Skip to main content
Dryad logo

Data from: Demographic effects of a megafire on a declining prairie grouse in the mixed-grass prairie

Citation

Parker, Nicholas et al. (2022), Data from: Demographic effects of a megafire on a declining prairie grouse in the mixed-grass prairie, Dryad, Dataset, https://doi.org/10.5061/dryad.sj3tx9685

Abstract
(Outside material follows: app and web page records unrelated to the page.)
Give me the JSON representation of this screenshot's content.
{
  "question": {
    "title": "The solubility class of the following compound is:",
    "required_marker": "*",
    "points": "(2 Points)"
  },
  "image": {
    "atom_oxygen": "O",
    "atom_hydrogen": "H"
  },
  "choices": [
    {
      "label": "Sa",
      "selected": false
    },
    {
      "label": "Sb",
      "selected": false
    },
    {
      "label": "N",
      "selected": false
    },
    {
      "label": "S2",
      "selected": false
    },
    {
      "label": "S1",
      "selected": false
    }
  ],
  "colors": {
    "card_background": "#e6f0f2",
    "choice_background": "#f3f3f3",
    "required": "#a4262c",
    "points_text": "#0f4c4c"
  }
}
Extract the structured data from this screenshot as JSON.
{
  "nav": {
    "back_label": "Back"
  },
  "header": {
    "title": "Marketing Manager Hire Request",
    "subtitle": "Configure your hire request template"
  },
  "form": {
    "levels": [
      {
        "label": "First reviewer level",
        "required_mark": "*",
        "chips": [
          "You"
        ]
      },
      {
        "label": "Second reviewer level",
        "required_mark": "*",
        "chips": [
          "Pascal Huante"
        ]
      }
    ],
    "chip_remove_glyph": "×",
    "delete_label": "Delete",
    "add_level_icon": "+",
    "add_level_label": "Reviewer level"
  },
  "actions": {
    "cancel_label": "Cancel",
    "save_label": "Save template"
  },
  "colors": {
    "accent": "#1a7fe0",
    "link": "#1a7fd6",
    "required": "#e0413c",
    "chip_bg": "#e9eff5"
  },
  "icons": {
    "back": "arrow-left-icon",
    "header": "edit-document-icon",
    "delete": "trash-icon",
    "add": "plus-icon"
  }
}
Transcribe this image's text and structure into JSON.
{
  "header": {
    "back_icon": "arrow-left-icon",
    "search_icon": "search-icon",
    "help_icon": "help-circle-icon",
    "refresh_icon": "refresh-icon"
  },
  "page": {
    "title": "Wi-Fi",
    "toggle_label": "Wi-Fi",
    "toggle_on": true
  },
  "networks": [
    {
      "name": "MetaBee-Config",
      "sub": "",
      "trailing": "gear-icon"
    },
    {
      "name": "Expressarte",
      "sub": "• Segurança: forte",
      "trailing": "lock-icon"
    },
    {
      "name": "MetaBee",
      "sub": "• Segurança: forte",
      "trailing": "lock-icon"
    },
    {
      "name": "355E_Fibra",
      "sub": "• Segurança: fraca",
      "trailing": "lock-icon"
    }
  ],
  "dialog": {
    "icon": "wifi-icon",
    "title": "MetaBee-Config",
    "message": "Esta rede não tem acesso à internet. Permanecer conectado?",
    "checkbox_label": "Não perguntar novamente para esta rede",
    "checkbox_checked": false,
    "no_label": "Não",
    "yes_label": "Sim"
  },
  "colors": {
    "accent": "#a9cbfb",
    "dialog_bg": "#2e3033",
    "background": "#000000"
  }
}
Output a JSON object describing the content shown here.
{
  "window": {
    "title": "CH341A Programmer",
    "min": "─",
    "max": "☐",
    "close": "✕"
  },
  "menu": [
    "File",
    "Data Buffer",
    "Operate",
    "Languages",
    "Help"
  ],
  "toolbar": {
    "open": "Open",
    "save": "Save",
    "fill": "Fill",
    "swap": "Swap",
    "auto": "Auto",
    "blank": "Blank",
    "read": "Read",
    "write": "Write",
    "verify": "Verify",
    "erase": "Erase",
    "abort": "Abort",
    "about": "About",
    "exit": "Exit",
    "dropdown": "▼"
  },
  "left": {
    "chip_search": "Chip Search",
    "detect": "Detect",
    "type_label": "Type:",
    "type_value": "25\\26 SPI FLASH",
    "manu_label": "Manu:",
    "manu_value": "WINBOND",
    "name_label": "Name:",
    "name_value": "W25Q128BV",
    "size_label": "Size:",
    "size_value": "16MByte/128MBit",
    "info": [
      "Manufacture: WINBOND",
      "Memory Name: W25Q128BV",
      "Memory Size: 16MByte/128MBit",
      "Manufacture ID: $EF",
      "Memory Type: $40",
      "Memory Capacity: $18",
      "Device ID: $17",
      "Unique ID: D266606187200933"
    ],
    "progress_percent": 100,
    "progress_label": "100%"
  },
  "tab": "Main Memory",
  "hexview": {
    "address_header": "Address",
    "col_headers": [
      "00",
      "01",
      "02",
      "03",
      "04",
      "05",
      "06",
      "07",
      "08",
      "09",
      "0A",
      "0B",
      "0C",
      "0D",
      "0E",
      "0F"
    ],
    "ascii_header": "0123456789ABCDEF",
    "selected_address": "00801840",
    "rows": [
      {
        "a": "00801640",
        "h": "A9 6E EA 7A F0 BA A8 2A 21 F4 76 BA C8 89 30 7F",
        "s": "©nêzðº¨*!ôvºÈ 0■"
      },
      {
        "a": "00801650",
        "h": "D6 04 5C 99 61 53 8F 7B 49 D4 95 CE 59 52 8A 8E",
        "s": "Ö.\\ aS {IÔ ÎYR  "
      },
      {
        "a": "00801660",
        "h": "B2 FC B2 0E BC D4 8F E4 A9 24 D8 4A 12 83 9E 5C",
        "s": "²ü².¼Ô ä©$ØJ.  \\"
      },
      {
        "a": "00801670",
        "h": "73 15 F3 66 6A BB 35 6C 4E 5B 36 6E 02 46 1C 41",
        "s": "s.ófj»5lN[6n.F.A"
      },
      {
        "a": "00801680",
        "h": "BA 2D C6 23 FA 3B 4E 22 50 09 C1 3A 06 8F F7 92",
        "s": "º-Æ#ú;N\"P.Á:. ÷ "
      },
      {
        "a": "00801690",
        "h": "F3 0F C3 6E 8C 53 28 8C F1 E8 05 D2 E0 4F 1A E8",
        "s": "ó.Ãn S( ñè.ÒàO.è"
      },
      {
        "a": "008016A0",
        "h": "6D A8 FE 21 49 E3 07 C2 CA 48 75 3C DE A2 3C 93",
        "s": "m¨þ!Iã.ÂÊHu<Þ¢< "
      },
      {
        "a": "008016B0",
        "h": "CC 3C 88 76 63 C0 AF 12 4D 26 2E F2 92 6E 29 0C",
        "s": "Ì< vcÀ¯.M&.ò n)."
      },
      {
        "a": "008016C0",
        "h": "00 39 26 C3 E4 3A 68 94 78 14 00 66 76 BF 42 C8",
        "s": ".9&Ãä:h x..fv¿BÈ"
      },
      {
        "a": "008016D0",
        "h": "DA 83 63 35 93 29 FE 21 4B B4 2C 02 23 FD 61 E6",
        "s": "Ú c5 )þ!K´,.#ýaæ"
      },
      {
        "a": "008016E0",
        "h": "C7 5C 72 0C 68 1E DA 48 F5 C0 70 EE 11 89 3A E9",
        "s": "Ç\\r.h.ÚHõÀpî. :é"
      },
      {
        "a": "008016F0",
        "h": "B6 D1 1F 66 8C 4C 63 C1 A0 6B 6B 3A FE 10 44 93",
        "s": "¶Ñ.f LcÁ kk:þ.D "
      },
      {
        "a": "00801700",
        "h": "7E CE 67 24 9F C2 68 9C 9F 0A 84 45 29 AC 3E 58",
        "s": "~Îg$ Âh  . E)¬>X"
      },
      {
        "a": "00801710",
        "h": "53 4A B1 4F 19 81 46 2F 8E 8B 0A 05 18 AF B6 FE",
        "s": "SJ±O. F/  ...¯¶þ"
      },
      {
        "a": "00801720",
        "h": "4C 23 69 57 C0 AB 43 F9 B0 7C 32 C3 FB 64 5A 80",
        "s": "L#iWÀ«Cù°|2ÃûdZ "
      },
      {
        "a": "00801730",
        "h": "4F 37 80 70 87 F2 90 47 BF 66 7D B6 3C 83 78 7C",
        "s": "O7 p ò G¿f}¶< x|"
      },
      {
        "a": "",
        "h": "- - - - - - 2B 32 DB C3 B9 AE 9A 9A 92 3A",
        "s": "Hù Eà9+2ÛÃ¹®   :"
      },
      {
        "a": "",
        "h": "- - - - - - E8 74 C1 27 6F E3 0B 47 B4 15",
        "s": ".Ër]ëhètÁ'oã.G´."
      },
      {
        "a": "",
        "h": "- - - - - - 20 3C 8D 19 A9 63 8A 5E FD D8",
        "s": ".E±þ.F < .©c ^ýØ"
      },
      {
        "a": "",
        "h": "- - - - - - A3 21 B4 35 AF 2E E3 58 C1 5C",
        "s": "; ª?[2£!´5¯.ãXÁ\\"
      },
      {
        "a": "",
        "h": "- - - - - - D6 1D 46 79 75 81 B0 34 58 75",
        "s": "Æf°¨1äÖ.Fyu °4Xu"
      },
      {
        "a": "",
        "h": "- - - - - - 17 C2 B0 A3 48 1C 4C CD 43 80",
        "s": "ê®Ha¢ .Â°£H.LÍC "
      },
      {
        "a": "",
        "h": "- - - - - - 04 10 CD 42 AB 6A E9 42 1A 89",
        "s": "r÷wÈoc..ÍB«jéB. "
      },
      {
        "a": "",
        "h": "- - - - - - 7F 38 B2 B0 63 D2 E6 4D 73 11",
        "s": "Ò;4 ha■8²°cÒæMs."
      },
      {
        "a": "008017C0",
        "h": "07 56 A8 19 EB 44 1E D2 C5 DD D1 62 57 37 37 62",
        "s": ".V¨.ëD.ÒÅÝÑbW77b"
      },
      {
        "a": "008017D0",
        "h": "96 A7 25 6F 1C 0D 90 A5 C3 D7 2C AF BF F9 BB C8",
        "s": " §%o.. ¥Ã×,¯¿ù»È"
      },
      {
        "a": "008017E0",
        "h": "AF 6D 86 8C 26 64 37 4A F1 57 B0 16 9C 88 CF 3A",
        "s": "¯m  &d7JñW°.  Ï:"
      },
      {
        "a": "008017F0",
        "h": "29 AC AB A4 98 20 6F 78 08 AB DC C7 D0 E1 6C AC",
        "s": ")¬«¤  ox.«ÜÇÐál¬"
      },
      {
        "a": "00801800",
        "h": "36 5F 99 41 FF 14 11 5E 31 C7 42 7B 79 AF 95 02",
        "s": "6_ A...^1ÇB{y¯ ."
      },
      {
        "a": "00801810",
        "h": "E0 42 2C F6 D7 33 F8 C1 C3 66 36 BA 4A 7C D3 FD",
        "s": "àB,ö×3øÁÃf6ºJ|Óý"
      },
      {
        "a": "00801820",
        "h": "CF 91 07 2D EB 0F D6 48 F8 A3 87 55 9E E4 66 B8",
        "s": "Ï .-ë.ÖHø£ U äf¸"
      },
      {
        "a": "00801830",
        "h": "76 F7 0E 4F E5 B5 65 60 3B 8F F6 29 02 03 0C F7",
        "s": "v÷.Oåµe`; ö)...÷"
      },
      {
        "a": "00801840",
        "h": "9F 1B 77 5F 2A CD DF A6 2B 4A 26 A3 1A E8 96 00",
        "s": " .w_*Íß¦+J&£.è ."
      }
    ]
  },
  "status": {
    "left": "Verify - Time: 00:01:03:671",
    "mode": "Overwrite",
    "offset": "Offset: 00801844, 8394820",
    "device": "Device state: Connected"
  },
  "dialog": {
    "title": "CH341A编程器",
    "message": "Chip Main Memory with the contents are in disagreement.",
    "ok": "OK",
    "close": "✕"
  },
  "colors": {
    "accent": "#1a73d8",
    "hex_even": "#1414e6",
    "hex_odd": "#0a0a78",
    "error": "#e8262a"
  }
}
Recent studies have documented benefits of small, prescribed fire and wildfire for grassland-dependent wildlife, such as lesser prairie-chickens (Tympanuchus pallidicintus), but wildlife demographic response to the scale and intensity of megafire (wildfire > 40,000 ha) in modern fragmented grasslands remains unknown. Limited available grassland habitat makes it imperative to understand if increasing frequency of megafires could further reduce already declining lesser prairie-chicken populations, or if historical evolutionary interactions with fire make lesser prairie-chickens resilient. To evaluate lesser prairie-chicken demographic response to megafires, we compared lek counts, nest density, and survival rates of adults, nests, and chicks before (2014–2016) and after (2018–2020) a 2017 megafire in the mixed-grass prairie of Kansas, USA (Starbuck fire ~254,000 ha). There was a 67% decline in attending males on leks post-fire and a 46% decline in occupied leks post-fire. Despite population declines as indicated by lek counts, adult female breeding season survival (Ŝ) was similar pre- (Ŝ = 0.65 ± 0.08 [SE]) and post-fire (0.61 ± 0.08), as was chick survival (pre-fire: 0.23 ± 0.07; post-fire: 0.27 ± 0.11). Nest survival appeared lower post-fire (pre-fire: 0.38 ± 0.06; post-fire: 0.20 ± 0.06), but did not differ at the 95% confidence interval. Nest density of marked females declined 73% in areas burned by megafire. Although lesser prairie-chickens persisted in the study area and we documented minimal effects on most demographic rates, reduced lesser prairie-chicken abundance and reproductive output suggests full recovery may take >3 years. Increased propensity for megafire resulting from suppression of smaller fires, compounded by climate change and woody encroachment, may impose a short-term (3-5 year) threat to already declining lesser prairie-chicken populations.

Usage Notes

Nest and chick data are formatted for use in Program MARK.

Funding

U.S. Fish and Wildlife Service, Award: W-108-R-1